Chili and wood extracts make bids for EU novel food status

A derivative of chili with weight-management potential and an extract of wood with cardiovascular benefits are the two latest ingredients to be submitted under the European Union's Novel Foods Regulation.

Japan's Ajinomoto has applied for approval for dihydrocapsiate (DHC), a component that occurs naturally in chili peppers.

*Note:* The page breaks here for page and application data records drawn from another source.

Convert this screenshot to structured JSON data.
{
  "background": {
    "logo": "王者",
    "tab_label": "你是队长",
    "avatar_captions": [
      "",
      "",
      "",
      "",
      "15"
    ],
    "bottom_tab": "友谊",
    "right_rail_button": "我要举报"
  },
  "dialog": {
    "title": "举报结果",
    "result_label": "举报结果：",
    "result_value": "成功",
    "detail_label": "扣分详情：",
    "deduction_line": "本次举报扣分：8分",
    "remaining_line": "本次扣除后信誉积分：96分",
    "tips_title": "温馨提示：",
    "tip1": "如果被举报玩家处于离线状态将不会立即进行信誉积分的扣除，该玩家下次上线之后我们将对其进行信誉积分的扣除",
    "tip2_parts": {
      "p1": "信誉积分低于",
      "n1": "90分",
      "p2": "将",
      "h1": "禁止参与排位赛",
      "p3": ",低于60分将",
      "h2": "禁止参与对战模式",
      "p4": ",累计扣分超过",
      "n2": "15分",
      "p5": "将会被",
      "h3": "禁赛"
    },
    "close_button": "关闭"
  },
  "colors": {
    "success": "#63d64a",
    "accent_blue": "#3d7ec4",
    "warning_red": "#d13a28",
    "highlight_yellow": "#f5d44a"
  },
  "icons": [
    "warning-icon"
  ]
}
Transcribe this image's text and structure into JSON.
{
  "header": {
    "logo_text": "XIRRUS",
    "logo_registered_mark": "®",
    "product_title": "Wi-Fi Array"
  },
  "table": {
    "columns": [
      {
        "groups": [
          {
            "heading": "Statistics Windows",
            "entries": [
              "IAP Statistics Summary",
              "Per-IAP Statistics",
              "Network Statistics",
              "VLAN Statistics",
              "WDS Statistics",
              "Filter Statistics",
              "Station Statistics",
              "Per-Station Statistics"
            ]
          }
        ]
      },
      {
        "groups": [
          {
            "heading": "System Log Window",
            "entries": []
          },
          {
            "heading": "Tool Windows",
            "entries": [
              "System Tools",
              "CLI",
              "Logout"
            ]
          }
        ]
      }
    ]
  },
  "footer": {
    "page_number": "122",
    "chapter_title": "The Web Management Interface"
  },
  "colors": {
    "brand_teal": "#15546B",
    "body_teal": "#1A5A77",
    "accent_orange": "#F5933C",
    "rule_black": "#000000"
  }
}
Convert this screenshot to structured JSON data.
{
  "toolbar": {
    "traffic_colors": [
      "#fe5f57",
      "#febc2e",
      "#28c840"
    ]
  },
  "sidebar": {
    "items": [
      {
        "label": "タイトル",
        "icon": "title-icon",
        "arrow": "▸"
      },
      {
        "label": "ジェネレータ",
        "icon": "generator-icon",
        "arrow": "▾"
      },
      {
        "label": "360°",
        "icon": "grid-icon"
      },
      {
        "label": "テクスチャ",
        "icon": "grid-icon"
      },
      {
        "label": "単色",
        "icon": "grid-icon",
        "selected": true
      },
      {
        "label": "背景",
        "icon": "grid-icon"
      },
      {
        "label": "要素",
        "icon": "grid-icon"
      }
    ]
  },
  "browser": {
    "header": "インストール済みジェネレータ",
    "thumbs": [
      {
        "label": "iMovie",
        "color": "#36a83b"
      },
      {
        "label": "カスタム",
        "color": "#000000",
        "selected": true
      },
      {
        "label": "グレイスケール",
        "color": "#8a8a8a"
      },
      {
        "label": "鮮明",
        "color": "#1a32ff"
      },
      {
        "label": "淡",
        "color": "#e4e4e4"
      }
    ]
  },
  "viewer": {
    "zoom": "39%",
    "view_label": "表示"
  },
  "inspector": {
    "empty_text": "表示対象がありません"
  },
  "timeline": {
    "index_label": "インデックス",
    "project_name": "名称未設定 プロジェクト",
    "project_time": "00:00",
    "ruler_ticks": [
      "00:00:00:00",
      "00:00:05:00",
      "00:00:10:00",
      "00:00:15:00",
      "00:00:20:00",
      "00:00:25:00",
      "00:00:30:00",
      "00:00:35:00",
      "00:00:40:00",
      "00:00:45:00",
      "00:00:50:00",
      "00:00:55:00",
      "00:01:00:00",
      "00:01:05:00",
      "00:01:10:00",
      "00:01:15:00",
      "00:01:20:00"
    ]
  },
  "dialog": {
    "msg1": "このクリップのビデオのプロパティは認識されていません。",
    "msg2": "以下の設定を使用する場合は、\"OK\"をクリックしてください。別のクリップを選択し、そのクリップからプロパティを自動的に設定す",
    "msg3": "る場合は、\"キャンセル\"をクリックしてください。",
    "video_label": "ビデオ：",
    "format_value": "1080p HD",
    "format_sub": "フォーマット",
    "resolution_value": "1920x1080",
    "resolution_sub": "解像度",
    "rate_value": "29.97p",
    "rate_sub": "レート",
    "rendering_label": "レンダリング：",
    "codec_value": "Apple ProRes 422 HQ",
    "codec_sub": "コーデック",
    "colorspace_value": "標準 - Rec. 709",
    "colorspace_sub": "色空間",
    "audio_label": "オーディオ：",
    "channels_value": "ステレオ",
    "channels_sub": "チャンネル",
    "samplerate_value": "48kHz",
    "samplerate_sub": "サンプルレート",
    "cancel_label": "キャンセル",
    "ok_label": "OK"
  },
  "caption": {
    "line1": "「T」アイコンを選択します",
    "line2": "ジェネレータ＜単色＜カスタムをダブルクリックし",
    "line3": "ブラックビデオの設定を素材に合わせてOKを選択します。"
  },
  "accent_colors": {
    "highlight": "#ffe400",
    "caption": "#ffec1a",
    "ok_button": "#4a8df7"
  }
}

The company claims the ingredient can speed up energy expenditure and fat oxidation, resulting in weight loss.

Because chili peppers contain relatively small amounts of DHC, Ajinomoto plans to produce it synthetically and add it to a range of foods such as baked goods, beverages, confectionery, cereals and desserts.

In its dossier, the company says: "The evidence from safety studies presented in this application together with calculations of anticipated usage and use levels indicate that DHC will be safe for consumers when incorporated into specified food items as a food ingredient at concentrations designed to provide a maximum of 3mg per serving or portion of food." DHC already has GRAS status in the US.

Meanwhile, Russia-based Ametis JSG has applied for permission to market taxifolin, an extract of Dahurian larch wood that has been marketed in Russia and the U.S. for 15-20 years in food supplements.

Ametis JSG is seeking an authorization to market taxifolin as a dietary supplement in dairy, meat and confectionery products, as well as in oil and fats, and alcoholic and non-alcoholic beverages. The ingredient is said to offer antioxidant effects, anti-inflammatory and anti-allergic properties, and cardiovascular protection.

In its dossier, Ametis JSG says: "Taxifolin from larch wood is a beneficial, safe and well-tolerated novel food ingredient. Taxifolin is a natural compound, present in a variety of different foods. Accordingly, the novelty about taxifolin concerns mainly its origin from the wood of Dahurian larch trees, which has not been sufficiently consumed as food within the EU before."

Under EU law, a novel food is a product that does not have a significant history of consumption in the EU prior to 15 May 1997. Companies wishing to market such a food or ingredient must first prove it is safe to eat.